Element data from apps and pages:
++++++

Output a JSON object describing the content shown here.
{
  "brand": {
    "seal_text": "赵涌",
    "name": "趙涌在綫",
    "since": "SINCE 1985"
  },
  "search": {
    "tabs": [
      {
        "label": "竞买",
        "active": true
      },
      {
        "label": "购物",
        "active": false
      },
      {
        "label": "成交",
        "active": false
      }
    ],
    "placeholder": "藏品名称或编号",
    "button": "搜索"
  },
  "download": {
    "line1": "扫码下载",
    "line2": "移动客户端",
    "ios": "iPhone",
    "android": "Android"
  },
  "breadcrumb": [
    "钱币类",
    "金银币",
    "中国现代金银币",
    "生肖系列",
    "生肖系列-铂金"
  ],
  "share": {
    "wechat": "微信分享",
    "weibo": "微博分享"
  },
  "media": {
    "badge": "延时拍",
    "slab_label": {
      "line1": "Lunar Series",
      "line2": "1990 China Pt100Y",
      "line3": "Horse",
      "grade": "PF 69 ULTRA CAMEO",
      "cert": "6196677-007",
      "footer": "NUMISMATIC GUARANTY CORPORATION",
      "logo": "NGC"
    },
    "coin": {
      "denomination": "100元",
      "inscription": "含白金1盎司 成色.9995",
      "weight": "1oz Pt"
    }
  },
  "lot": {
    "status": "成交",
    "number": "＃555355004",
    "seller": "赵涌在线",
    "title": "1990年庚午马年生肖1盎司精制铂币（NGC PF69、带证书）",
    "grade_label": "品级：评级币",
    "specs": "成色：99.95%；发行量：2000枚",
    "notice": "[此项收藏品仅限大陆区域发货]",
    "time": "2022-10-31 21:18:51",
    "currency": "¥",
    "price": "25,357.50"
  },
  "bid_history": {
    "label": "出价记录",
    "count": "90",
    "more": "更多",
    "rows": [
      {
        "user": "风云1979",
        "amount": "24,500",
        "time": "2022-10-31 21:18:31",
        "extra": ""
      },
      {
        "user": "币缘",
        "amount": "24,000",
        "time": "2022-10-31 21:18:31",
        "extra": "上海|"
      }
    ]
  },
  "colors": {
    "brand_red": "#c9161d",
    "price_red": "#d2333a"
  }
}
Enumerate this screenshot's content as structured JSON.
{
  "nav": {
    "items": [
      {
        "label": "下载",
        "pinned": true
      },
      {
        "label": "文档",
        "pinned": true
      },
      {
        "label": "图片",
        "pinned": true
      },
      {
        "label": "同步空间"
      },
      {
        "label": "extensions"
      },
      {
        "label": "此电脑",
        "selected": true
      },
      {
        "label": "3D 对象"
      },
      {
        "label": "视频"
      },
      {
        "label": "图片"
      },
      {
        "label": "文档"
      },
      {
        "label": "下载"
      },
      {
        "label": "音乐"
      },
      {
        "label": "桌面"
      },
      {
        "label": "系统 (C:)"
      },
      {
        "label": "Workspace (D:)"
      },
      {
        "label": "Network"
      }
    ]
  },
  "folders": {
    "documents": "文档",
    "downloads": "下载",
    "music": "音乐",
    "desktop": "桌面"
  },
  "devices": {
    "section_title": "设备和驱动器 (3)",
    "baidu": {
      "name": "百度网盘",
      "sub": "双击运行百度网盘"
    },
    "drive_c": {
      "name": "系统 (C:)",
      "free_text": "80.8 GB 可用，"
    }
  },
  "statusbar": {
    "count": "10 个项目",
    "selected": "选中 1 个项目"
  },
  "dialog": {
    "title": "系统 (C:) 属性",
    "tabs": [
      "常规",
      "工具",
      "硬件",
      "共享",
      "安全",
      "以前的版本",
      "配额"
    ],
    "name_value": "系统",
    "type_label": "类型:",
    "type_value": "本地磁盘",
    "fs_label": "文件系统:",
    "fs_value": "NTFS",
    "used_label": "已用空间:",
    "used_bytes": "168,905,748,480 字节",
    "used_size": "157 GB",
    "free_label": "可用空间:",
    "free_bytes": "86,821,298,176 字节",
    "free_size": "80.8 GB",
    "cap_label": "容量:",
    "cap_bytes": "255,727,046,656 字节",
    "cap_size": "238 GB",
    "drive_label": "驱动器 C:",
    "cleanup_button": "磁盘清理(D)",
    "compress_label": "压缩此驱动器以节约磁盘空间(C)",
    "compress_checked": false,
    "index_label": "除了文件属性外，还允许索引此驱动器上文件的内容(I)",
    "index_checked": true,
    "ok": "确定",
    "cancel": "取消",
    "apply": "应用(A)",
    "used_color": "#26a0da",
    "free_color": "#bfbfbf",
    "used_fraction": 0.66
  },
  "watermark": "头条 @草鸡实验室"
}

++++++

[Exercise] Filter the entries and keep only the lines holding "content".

[Your solution]
Output a JSON object describing the content shown here.
Enumerate this screenshot's content as structured JSON.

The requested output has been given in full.